Gather each line of the records where "Plot" appears.
####################
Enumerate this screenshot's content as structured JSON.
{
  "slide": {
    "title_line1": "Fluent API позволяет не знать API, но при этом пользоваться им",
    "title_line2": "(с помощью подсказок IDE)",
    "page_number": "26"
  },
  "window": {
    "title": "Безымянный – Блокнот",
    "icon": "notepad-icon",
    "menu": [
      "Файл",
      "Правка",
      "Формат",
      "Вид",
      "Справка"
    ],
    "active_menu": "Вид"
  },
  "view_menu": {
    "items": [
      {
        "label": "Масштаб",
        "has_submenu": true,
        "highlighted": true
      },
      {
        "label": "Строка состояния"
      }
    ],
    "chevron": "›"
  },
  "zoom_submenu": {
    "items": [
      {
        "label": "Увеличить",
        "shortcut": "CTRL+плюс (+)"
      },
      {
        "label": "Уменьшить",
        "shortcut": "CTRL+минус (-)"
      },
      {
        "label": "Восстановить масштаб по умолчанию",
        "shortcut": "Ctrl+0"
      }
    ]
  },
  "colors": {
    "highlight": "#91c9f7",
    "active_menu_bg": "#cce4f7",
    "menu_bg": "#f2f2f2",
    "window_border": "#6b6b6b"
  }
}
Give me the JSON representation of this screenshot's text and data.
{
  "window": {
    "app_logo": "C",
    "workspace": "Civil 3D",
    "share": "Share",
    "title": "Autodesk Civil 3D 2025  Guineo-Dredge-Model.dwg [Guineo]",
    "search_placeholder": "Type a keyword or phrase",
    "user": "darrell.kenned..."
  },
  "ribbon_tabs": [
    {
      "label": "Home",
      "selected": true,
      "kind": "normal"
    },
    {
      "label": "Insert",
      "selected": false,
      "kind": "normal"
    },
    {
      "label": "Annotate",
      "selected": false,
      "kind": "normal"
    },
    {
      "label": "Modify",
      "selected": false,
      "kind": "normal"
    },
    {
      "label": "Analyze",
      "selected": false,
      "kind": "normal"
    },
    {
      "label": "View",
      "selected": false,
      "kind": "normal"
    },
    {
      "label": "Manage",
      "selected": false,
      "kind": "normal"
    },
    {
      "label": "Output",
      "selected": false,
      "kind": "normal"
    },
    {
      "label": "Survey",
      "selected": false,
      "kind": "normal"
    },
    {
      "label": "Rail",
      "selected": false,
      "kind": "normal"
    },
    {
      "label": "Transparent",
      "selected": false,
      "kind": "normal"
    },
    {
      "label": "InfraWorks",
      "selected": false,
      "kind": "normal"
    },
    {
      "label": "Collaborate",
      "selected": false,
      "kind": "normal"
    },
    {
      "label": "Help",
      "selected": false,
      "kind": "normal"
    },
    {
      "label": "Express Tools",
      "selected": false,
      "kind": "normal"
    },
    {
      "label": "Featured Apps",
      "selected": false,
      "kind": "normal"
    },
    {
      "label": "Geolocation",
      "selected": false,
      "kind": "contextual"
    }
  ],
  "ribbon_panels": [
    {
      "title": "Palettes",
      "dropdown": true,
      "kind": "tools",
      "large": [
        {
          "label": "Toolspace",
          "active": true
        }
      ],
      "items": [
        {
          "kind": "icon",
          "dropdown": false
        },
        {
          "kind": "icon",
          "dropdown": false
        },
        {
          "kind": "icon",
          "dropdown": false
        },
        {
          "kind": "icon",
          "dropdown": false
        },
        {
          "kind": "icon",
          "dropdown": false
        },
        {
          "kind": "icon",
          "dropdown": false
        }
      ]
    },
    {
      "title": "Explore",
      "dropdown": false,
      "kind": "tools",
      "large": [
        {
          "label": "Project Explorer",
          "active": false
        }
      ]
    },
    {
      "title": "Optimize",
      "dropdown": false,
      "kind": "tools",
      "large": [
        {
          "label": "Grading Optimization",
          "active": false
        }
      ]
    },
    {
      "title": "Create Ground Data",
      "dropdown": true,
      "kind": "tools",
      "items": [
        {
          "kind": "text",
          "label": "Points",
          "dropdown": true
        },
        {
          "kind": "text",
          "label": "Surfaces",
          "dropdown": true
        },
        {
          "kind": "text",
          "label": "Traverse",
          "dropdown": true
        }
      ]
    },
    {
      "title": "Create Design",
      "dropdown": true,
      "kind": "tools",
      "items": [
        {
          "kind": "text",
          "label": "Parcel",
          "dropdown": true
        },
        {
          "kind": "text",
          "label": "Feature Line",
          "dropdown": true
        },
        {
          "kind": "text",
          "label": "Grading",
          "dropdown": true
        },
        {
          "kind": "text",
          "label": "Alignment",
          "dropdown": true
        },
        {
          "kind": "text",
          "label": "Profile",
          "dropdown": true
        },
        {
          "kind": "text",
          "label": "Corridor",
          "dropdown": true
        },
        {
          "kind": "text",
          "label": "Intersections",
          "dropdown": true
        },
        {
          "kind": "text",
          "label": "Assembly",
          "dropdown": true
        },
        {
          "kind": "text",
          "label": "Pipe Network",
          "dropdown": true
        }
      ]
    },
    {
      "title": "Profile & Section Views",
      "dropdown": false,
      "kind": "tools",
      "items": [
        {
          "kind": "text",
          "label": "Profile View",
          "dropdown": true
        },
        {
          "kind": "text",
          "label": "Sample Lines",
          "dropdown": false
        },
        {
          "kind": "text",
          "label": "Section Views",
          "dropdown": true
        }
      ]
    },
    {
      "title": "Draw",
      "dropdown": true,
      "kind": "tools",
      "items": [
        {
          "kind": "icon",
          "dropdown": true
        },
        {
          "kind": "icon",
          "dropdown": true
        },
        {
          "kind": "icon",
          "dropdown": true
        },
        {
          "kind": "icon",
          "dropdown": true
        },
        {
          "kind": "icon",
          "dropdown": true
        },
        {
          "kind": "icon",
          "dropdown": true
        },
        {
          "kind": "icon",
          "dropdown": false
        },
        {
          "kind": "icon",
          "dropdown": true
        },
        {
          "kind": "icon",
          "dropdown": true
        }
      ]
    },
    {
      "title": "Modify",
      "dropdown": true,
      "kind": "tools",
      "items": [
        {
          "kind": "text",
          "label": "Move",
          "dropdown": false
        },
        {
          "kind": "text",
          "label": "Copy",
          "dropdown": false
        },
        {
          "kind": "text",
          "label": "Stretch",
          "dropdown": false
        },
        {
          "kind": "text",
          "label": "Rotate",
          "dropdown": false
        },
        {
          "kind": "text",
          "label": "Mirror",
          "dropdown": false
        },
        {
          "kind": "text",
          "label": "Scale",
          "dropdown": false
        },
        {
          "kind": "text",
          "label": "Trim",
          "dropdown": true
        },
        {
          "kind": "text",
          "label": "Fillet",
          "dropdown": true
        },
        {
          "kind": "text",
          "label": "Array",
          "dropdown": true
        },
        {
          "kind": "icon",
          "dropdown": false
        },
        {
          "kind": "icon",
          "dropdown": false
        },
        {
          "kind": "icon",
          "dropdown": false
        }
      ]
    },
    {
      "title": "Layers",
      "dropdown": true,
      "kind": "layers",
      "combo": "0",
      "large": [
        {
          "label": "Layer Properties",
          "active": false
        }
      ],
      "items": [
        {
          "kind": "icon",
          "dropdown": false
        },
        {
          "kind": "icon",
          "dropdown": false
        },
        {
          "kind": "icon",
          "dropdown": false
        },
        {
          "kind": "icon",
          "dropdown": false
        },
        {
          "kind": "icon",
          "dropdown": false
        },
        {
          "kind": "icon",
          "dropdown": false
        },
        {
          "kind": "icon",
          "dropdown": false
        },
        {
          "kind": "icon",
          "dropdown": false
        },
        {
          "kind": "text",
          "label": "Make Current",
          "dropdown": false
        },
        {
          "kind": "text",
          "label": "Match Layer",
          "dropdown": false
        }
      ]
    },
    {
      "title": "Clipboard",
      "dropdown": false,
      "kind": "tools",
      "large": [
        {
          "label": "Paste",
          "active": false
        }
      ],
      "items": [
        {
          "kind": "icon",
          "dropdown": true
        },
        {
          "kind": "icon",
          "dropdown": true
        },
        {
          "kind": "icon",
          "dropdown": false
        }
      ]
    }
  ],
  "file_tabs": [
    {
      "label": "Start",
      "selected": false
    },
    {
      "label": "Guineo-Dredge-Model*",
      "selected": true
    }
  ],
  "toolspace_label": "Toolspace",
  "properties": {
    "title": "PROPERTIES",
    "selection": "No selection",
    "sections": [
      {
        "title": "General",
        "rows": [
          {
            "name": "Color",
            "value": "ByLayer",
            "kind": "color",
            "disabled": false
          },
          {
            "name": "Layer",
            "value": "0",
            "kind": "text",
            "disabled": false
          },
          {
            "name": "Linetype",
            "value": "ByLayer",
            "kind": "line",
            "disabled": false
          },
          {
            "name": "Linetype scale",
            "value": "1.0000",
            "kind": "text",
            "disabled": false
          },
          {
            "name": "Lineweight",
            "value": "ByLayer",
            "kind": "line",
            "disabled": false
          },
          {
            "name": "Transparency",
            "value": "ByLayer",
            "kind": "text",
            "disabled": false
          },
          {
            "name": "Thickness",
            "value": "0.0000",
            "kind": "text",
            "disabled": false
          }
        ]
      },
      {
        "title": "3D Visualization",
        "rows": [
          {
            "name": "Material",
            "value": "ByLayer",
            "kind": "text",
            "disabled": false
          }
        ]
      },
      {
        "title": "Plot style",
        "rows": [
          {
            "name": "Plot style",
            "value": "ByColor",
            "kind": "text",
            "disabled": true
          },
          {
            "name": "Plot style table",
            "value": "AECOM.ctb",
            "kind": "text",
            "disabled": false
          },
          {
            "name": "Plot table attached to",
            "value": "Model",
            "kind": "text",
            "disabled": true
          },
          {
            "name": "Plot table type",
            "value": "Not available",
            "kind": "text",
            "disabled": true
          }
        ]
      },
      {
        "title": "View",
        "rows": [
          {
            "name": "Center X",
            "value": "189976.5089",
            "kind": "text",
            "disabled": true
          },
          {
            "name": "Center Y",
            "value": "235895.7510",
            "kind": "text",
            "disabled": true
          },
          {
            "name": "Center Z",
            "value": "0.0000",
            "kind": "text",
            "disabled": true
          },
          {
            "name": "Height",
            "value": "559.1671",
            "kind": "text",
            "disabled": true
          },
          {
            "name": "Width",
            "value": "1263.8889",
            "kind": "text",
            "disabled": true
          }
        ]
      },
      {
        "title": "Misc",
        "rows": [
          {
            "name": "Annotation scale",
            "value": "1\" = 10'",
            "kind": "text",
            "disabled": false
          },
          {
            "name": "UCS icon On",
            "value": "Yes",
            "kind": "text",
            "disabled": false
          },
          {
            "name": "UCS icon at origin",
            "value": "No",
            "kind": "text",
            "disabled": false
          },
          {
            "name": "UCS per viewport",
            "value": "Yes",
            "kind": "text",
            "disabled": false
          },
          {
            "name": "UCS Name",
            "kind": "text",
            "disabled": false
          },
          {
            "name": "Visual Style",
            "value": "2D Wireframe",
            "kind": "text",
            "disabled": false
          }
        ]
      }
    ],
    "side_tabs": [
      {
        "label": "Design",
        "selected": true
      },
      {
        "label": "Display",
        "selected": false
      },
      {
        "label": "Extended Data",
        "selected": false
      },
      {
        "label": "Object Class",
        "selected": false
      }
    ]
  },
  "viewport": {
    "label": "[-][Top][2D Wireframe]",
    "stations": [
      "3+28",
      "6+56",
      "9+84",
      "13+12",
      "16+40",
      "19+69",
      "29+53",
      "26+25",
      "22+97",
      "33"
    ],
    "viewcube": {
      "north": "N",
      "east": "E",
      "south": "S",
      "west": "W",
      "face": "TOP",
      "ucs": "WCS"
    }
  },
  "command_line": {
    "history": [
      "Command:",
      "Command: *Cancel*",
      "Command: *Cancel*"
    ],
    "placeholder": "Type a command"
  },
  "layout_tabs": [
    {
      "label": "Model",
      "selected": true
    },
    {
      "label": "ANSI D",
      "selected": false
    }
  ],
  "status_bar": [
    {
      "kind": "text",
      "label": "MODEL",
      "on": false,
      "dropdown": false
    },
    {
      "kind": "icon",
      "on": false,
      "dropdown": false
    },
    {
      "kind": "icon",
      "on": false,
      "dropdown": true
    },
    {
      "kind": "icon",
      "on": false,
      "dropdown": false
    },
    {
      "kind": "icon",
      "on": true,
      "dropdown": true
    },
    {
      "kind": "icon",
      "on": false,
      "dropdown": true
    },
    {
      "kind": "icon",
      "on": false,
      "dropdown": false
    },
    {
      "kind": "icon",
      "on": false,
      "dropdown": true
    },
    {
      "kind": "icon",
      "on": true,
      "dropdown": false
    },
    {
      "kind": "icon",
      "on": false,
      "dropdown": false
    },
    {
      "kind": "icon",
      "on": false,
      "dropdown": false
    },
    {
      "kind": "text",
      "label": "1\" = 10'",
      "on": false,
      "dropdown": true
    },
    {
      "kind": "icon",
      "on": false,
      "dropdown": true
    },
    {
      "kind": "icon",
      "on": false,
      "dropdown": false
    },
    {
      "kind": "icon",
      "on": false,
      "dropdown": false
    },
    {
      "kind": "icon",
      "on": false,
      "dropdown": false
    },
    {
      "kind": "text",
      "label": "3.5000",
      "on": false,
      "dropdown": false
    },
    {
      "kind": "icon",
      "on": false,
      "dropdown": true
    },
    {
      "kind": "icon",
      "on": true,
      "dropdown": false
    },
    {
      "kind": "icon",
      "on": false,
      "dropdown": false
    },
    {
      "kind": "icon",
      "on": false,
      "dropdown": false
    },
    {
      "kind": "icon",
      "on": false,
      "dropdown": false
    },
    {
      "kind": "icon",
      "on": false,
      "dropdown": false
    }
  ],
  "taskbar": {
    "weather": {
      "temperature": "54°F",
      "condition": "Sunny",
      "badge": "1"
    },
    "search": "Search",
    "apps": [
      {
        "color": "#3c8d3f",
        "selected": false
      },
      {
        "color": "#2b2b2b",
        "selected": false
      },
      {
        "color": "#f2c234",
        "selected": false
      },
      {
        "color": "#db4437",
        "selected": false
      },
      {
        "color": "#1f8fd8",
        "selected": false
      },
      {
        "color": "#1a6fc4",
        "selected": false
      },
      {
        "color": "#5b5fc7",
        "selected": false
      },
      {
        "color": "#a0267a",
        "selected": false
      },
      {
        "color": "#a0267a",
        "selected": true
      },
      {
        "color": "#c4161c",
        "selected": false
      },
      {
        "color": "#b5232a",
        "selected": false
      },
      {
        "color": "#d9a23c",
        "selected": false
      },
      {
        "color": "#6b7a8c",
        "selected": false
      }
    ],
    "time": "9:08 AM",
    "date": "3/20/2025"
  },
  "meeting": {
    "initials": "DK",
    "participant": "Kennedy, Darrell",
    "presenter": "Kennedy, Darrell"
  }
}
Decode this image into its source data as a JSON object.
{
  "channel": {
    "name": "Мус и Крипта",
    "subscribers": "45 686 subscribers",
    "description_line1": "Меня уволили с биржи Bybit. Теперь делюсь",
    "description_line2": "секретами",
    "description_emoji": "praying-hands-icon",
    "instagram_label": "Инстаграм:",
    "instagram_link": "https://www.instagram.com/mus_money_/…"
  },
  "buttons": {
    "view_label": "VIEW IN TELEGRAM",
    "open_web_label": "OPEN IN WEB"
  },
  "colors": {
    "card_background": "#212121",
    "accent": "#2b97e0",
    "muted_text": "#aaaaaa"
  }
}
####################
▶ **RESULT OF THE TASK**
        "title": "Plot style",
            "name": "Plot style",
            "name": "Plot style table",
            "name": "Plot table attached to",
            "name": "Plot table type",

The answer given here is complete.